Stored dataset items ::
"""

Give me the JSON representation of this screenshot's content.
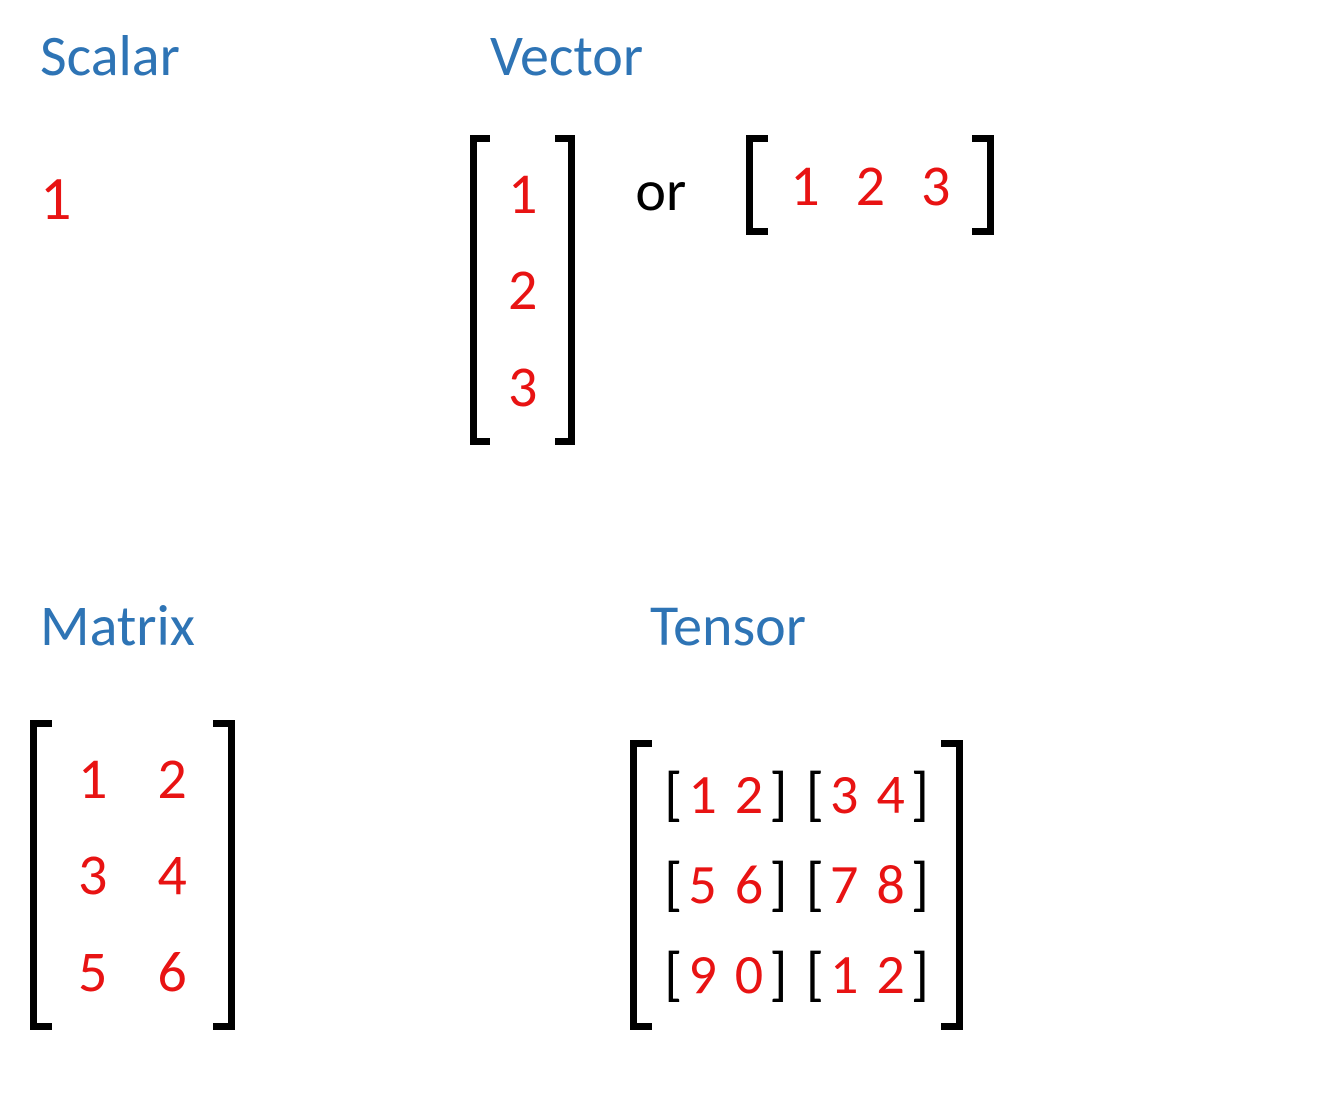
{
  "scalar": {
    "title": "Scalar",
    "value": "1"
  },
  "vector": {
    "title": "Vector",
    "column": [
      "1",
      "2",
      "3"
    ],
    "or": "or",
    "row": [
      "1",
      "2",
      "3"
    ]
  },
  "matrix": {
    "title": "Matrix",
    "rows": [
      [
        "1",
        "2"
      ],
      [
        "3",
        "4"
      ],
      [
        "5",
        "6"
      ]
    ]
  },
  "tensor": {
    "title": "Tensor",
    "rows": [
      [
        [
          "1",
          "2"
        ],
        [
          "3",
          "4"
        ]
      ],
      [
        [
          "5",
          "6"
        ],
        [
          "7",
          "8"
        ]
      ],
      [
        [
          "9",
          "0"
        ],
        [
          "1",
          "2"
        ]
      ]
    ]
  }
}
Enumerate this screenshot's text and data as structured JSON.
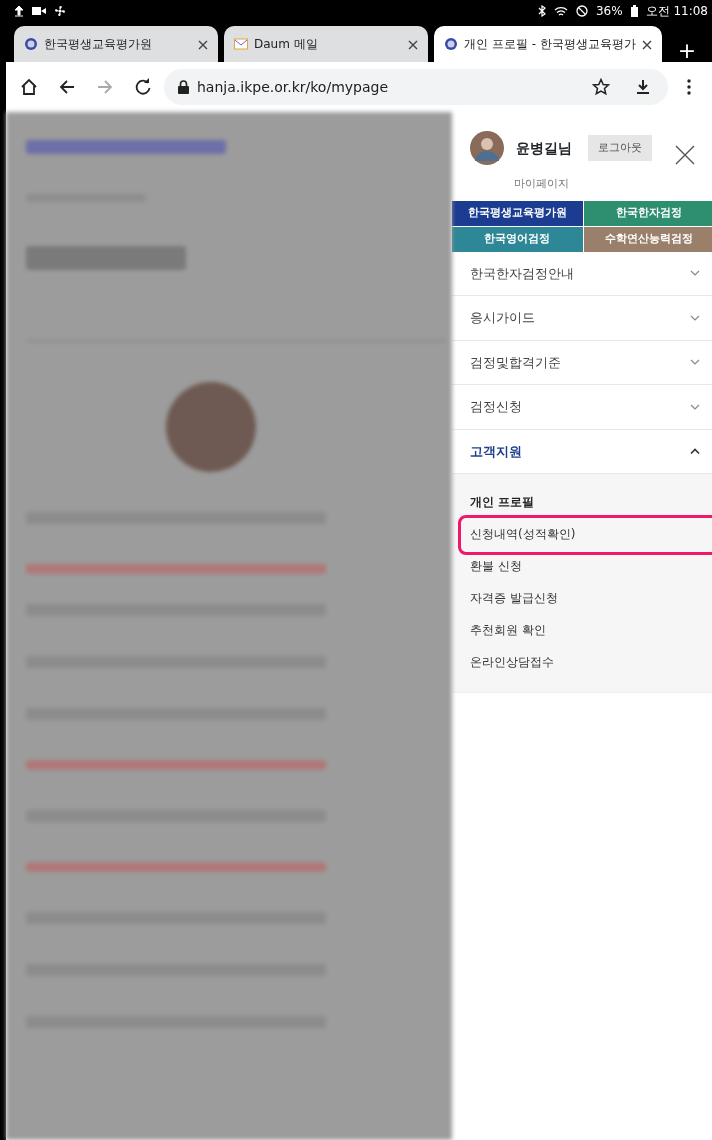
{
  "status_bar": {
    "battery": "36%",
    "time": "오전 11:08"
  },
  "tabs": [
    {
      "title": "한국평생교육평가원",
      "kind": "emblem",
      "selected": false
    },
    {
      "title": "Daum 메일",
      "kind": "mail",
      "selected": false
    },
    {
      "title": "개인 프로필 - 한국평생교육평가",
      "kind": "emblem",
      "selected": true
    }
  ],
  "new_tab": "+",
  "address_bar": {
    "url": "hanja.ikpe.or.kr/ko/mypage",
    "forward_disabled": true
  },
  "drawer": {
    "user_name": "윤병길님",
    "logout": "로그아웃",
    "mypage": "마이페이지",
    "sites": [
      {
        "label": "한국평생교육평가원",
        "color": "#1b3c91"
      },
      {
        "label": "한국한자검정",
        "color": "#2e8e70"
      },
      {
        "label": "한국영어검정",
        "color": "#2e8797"
      },
      {
        "label": "수학연산능력검정",
        "color": "#9a806b"
      }
    ],
    "menu": [
      {
        "label": "한국한자검정안내",
        "expanded": false
      },
      {
        "label": "응시가이드",
        "expanded": false
      },
      {
        "label": "검정및합격기준",
        "expanded": false
      },
      {
        "label": "검정신청",
        "expanded": false
      },
      {
        "label": "고객지원",
        "expanded": true,
        "children": [
          {
            "label": "개인 프로필",
            "selected": true,
            "highlighted": false
          },
          {
            "label": "신청내역(성적확인)",
            "selected": false,
            "highlighted": true
          },
          {
            "label": "환불 신청",
            "selected": false,
            "highlighted": false
          },
          {
            "label": "자격증 발급신청",
            "selected": false,
            "highlighted": false
          },
          {
            "label": "추천회원 확인",
            "selected": false,
            "highlighted": false
          },
          {
            "label": "온라인상담접수",
            "selected": false,
            "highlighted": false
          }
        ]
      }
    ]
  }
}
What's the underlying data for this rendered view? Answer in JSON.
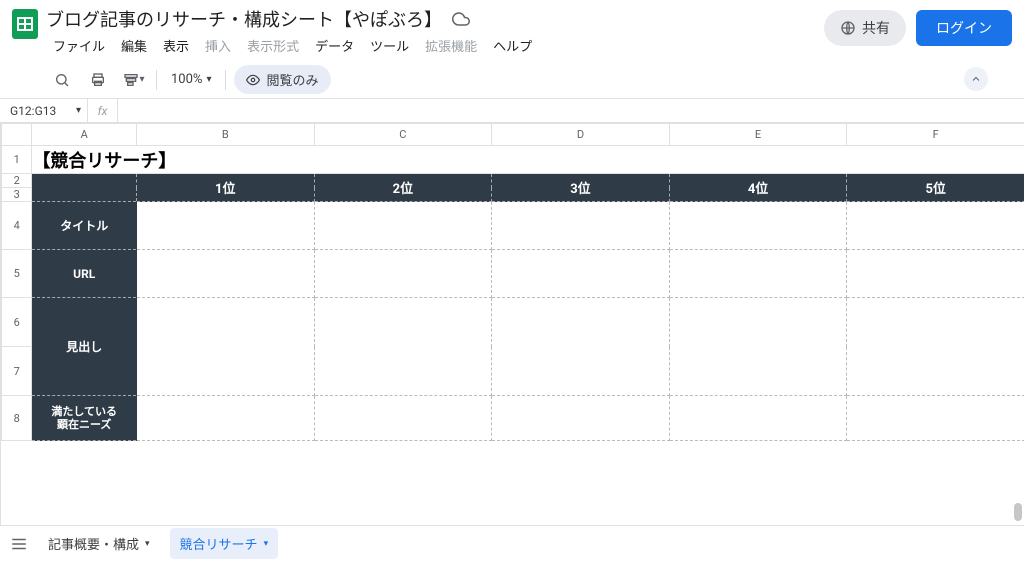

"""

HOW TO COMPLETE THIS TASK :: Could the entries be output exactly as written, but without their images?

SOLUTION TO THE PROBLEM ::
Give me the JSON representation of this screenshot's content.
{
  "scalar": {
    "title": "Scalar",
    "value": "1"
  },
  "vector": {
    "title": "Vector",
    "column": [
      "1",
      "2",
      "3"
    ],
    "or": "or",
    "row": [
      "1",
      "2",
      "3"
    ]
  },
  "matrix": {
    "title": "Matrix",
    "rows": [
      [
        "1",
        "2"
      ],
      [
        "3",
        "4"
      ],
      [
        "5",
        "6"
      ]
    ]
  },
  "tensor": {
    "title": "Tensor",
    "rows": [
      [
        [
          "1",
          "2"
        ],
        [
          "3",
          "4"
        ]
      ],
      [
        [
          "5",
          "6"
        ],
        [
          "7",
          "8"
        ]
      ],
      [
        [
          "9",
          "0"
        ],
        [
          "1",
          "2"
        ]
      ]
    ]
  }
}
Enumerate this screenshot's text and data as structured JSON.
{
  "status_bar": {
    "battery": "36%",
    "time": "오전 11:08"
  },
  "tabs": [
    {
      "title": "한국평생교육평가원",
      "kind": "emblem",
      "selected": false
    },
    {
      "title": "Daum 메일",
      "kind": "mail",
      "selected": false
    },
    {
      "title": "개인 프로필 - 한국평생교육평가",
      "kind": "emblem",
      "selected": true
    }
  ],
  "new_tab": "+",
  "address_bar": {
    "url": "hanja.ikpe.or.kr/ko/mypage",
    "forward_disabled": true
  },
  "drawer": {
    "user_name": "윤병길님",
    "logout": "로그아웃",
    "mypage": "마이페이지",
    "sites": [
      {
        "label": "한국평생교육평가원",
        "color": "#1b3c91"
      },
      {
        "label": "한국한자검정",
        "color": "#2e8e70"
      },
      {
        "label": "한국영어검정",
        "color": "#2e8797"
      },
      {
        "label": "수학연산능력검정",
        "color": "#9a806b"
      }
    ],
    "menu": [
      {
        "label": "한국한자검정안내",
        "expanded": false
      },
      {
        "label": "응시가이드",
        "expanded": false
      },
      {
        "label": "검정및합격기준",
        "expanded": false
      },
      {
        "label": "검정신청",
        "expanded": false
      },
      {
        "label": "고객지원",
        "expanded": true,
        "children": [
          {
            "label": "개인 프로필",
            "selected": true,
            "highlighted": false
          },
          {
            "label": "신청내역(성적확인)",
            "selected": false,
            "highlighted": true
          },
          {
            "label": "환불 신청",
            "selected": false,
            "highlighted": false
          },
          {
            "label": "자격증 발급신청",
            "selected": false,
            "highlighted": false
          },
          {
            "label": "추천회원 확인",
            "selected": false,
            "highlighted": false
          },
          {
            "label": "온라인상담접수",
            "selected": false,
            "highlighted": false
          }
        ]
      }
    ]
  }
}
What's the underlying data for this rendered view? Answer in JSON.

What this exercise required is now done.